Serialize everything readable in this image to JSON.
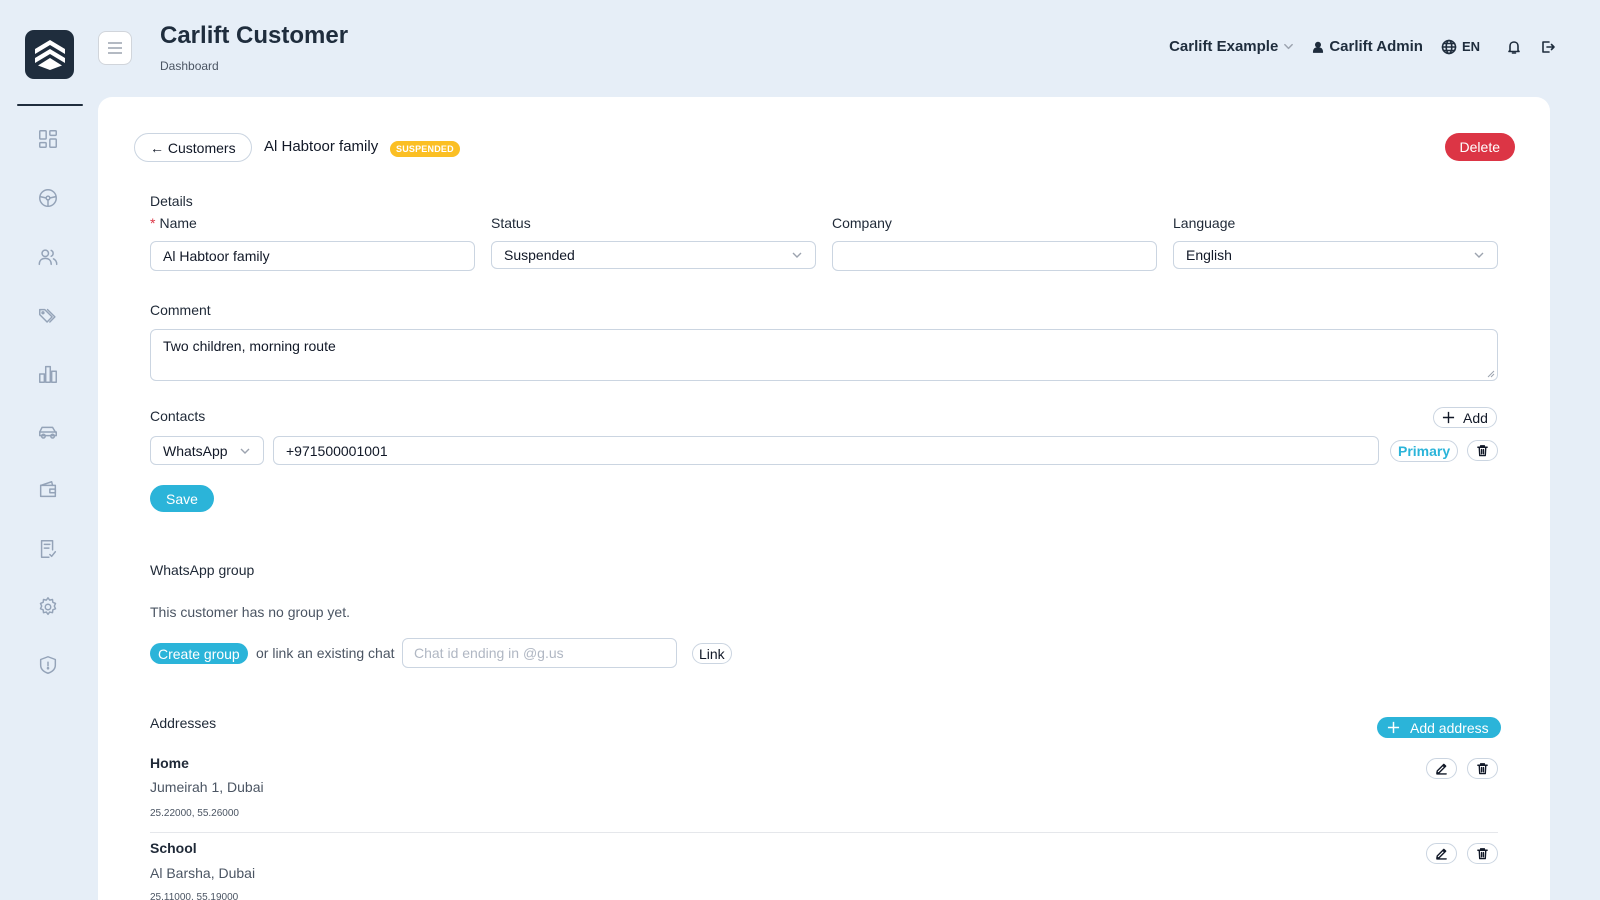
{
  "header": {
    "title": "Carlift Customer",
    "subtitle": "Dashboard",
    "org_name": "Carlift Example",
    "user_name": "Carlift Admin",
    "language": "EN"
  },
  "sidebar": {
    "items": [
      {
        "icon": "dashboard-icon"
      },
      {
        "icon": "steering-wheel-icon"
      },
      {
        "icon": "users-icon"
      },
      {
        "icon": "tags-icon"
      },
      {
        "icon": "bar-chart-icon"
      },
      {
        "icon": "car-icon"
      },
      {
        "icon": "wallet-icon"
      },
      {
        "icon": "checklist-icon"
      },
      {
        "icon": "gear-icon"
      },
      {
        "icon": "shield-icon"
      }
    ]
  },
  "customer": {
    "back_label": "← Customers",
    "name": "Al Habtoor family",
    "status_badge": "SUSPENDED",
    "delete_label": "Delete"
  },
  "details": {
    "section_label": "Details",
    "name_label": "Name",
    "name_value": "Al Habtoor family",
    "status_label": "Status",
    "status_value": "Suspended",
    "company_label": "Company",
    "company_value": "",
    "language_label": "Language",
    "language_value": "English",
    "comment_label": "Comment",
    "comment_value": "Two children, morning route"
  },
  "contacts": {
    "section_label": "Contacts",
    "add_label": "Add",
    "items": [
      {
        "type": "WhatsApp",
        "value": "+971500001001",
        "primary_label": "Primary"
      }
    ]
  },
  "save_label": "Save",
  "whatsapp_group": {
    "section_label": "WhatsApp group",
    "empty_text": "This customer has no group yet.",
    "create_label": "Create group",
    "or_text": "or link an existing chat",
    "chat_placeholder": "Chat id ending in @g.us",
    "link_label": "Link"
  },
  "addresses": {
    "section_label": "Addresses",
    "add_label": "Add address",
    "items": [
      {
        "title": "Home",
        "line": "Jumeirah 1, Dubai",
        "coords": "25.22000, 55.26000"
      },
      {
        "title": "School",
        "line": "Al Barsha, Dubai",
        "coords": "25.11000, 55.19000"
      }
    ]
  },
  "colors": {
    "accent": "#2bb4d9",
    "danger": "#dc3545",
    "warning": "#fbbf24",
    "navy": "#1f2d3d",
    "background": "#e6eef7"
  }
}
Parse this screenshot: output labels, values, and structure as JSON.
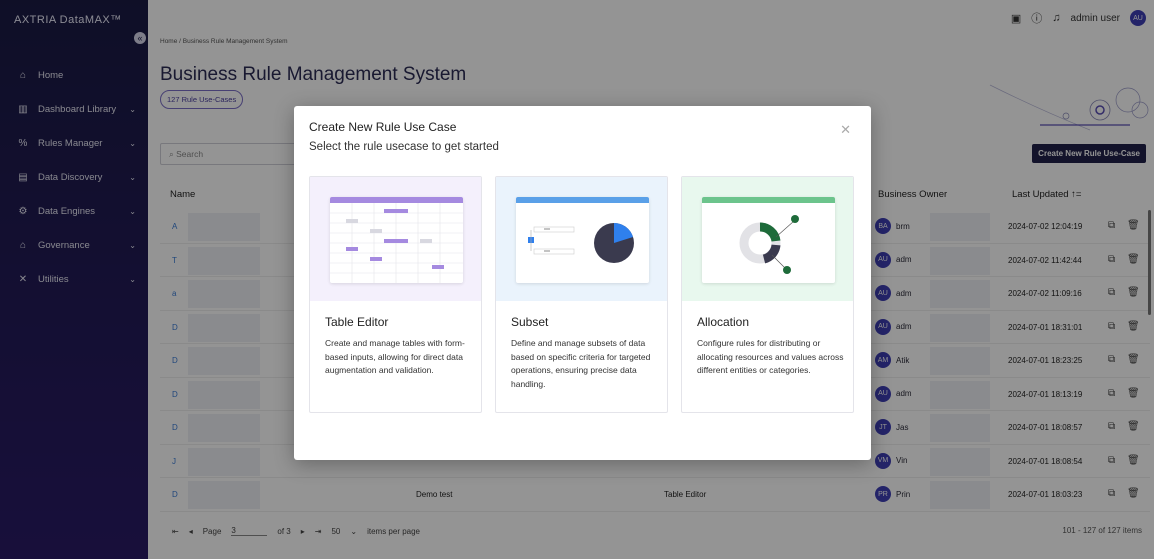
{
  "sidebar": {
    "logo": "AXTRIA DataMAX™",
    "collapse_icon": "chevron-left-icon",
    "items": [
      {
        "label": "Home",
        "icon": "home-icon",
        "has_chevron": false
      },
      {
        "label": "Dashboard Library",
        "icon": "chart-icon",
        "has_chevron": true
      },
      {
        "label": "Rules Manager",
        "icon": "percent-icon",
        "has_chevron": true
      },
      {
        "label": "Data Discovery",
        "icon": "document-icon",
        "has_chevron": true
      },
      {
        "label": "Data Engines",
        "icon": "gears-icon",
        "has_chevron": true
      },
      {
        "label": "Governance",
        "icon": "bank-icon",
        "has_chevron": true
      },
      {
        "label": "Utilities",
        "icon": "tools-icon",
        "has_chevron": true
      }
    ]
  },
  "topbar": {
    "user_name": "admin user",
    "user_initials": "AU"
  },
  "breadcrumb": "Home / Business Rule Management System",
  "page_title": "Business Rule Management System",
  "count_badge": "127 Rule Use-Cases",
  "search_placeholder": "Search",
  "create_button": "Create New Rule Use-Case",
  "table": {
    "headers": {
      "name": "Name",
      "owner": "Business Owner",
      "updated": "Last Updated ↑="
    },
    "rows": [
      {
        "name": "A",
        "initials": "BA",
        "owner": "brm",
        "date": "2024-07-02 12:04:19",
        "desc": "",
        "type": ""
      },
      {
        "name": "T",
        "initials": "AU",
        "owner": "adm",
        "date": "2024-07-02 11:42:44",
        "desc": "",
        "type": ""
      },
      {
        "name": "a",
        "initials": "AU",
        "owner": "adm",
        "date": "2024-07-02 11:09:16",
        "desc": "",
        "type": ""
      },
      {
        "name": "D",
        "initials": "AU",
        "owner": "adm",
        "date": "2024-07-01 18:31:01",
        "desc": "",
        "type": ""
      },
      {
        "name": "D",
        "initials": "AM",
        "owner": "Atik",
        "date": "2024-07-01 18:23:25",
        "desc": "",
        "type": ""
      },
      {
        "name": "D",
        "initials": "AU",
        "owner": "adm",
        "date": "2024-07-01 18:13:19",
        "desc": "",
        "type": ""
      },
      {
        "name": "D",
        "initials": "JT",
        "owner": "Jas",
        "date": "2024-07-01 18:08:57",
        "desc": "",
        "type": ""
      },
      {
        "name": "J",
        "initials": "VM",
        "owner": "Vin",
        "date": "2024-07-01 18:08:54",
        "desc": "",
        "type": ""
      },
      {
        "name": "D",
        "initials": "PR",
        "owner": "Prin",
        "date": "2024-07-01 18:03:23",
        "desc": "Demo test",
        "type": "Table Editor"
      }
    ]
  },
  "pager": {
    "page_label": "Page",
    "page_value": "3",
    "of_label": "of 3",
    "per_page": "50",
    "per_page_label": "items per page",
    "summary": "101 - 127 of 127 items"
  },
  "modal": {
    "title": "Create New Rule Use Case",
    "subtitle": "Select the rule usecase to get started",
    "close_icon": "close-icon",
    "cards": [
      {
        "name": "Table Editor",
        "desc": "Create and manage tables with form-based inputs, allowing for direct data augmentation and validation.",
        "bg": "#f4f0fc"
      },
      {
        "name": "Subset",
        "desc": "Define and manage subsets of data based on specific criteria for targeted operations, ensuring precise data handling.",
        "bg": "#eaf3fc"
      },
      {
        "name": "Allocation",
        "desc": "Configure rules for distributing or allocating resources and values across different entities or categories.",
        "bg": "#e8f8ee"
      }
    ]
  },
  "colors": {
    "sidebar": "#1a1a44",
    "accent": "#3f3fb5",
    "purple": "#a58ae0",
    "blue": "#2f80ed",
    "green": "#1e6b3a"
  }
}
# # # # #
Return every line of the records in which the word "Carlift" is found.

» SOLUTION:
    "title": "Carlift Customer",
    "org_name": "Carlift Example",
    "user_name": "Carlift Admin",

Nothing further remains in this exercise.